A friend from Gordon College (a Christian liberal arts school near Boston) said you could always tell a freshman from a senior by asking a deep theological question. The freshman would say, “Well, that’s clearly expounded in the Second Book of Hezekiah, which, when compared with Barth’s commentary on the Gospel of John….” The senior would say, “Well…I’m not sure.”
I suggest that this phenomenon is not only true, but divinely inspired—and supremely relevant for dialogue.
Several major faith traditions speak of the movement from knowing to unknowing as the path to the Divine. To quote one version of the Tao te Ching (48), “The follower of knowledge learns as much as he can every day; the follower of the Way forgets as much as he can every day.” Personally, I’ve always had the distinct sense that the farther I go, the less I know.
How could this be the path to God? For one thing, it aligns our thinking more closely with the divinely inspired reality of it all: that life is far beyond one person’s grasp. That simple truth drives us into dialogue with others. When you know that you don’t know, it’s a short step to realizing that others might know what you don’t. So if you’re going to grow beyond your own perspective, you must hear them out. And that means dialogue.
Contrast this with the spirit of certainty. If I’m absolutely sure of my doctrine or perspective, I may have far less interest in dialoguing with those who do not share it. Perhaps I would listen to their views in hope of understanding them better—or I could use the opportunity to press the case for my belief. But with certainty, it is more tempting to simply ignore those who disagree with me.
That is dangerous. When we ignore our “opponents,” we too easily build stereotypes of them. It becomes easier to denigrate, even demonize, their cherished beliefs. Dialogue can dispel many myths and allow us to glimpse the person behind the dogma. Do you ever wonder if the field soldiers of al-Qaeda have ever met Americans? If they did—and honestly talked with them—how many barriers might fall?
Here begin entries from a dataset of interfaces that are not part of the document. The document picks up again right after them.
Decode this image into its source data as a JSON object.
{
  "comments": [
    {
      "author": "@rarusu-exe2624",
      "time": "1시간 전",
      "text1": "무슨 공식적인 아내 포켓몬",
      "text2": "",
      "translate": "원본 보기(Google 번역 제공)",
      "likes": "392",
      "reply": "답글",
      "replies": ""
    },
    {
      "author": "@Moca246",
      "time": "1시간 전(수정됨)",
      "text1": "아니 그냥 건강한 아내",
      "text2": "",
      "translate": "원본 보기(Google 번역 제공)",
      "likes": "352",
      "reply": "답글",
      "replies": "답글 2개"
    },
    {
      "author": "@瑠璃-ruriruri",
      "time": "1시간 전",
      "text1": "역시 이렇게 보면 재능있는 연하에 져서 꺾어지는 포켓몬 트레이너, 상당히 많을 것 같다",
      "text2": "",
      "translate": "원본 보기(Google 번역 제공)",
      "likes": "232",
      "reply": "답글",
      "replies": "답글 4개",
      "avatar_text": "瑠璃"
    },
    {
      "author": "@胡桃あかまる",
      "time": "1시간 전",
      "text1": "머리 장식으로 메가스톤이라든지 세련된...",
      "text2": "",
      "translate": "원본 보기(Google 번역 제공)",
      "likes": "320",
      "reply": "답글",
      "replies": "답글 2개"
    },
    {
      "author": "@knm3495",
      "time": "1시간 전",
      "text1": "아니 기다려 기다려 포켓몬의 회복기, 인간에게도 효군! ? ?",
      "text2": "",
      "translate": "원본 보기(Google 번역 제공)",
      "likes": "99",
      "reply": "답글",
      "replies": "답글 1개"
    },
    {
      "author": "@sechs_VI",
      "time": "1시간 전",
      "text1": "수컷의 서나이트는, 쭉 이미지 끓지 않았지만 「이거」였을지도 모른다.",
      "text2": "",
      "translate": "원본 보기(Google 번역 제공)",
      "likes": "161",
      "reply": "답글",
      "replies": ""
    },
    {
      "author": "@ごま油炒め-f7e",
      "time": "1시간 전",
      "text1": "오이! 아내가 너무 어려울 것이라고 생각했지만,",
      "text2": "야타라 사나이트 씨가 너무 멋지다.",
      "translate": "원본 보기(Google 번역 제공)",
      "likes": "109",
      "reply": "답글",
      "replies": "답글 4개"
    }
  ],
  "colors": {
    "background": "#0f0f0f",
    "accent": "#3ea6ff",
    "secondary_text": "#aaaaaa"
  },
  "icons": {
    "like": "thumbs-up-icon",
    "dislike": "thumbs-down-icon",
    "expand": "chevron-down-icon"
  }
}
We cannot master “the truth, the whole truth, and nothing but the truth” on our own. By designing the universe in this way, the Divine has driven us toward each other. So we listen to others and their wisdom. It is the way toward peace, toward community, and ultimately toward God.